The U.S. Department of Agriculture has awarded a $295,000 Hispanic Serving Institutions (HSI) grant to the NCLR/CSULB Center for Latino Community Health, Evaluation and Leadership Training for a project aimed at empowering the Long Beach Latino community in reducing the risk of maternal obesity and overweight children.
Titled "Comienzo Sano: Familia Saludable" ("Healthy Start: Healthy Family"), the program is designed to impact and advance the quality of human nutrition education by recruiting and preparing first-generation educated Latino students enrolled in nutrition science and health science at CSULB. These students will work with participants in the Women, Infants and Children (WIC) program—the premiere federal nutrition assistance program—which is administered locally by the Long Beach Department of Health and Human Services.
"The findings from this program have the potential to enhance human nutrition and public health as the project addresses the inequities inherent in the soaring rates of obesity/overweight children among Latinos," said Britt Rios-Ellis, director of the project and of the NCLR/CSULB center. "The project will also provide students with a unique opportunity to learn within, and provide for, their respective communities."
Project organizers are recruiting, and then will train, 10 undergraduate and two graduate first-generation bilingual, bicultural Latino students to engage in training and outreach. They will also train the students in community participatory research methodology, health and nutrition education techniques, and motivational interviewing with Latina immigrant WIC participants. In addition, students will receive career mentoring and development opportunities throughout the duration of the project.
"Latinos, particularly women and children, are at grave risk of overweight and obesity, which often leads to diabetes and other debilitating conditions," Rios-Ellis noted. "The Latino community is the most likely to lack health insurance and access to culturally and linguistically relevant care. Peer health educators (promotores) can provide that link and the health information and social support needed to make positive behavioral changes that will prevent disease and protect the health of the Latino family."
The project's initial objectives include developing a maternal/child health promotores-based curriculum and tool kit for use by student educators for the project; and providing no fewer than 200 Latina WIC participants with a culturally and linguistically competent promotores-based educational experience—encouraging breastfeeding initiation, exclusivity and duration; appropriate introduction of foods and liquids to alleviate the development of asthma and allergies; and nutrition and wellness instruction to prevent overweight and obesity in the Latino family.
By the end of the grant, Rios-Ellis hopes the project will enhance Latina breastfeeding rates as well as the cultural and scientific knowledge related to genetic, social and behavioral determinants of overweight children and obesity for pregnant and postpartum Latinas and their children, beyond that which is currently offered in the nutrition science and health sciences programs.
The project team consisting of Gail Frank, professor of family and consumer sciences; Kevin Malotte, professor of health science; and Melawhy Garcia, coordinator of the NCLR/CSULB Latino Center—in addition to Rios-Ellis—will collect qualitative and some quantitative data to add to the growing body of literature on these topics. The team also plans to document and evaluate the project process and outcomes so that successful components may be replicated in other settings.
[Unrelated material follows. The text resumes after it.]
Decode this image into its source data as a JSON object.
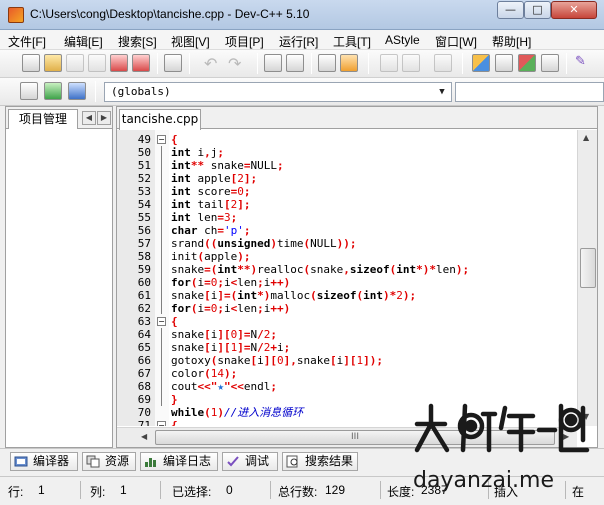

Finally, Rios-Ellis will establish a Web page to disseminate project issues and findings and will also host an HSI Best Practices Conference in spring 2008 featuring university and college researchers who have received funding from the USDA and are working to benefit the health status and access of the Latino community.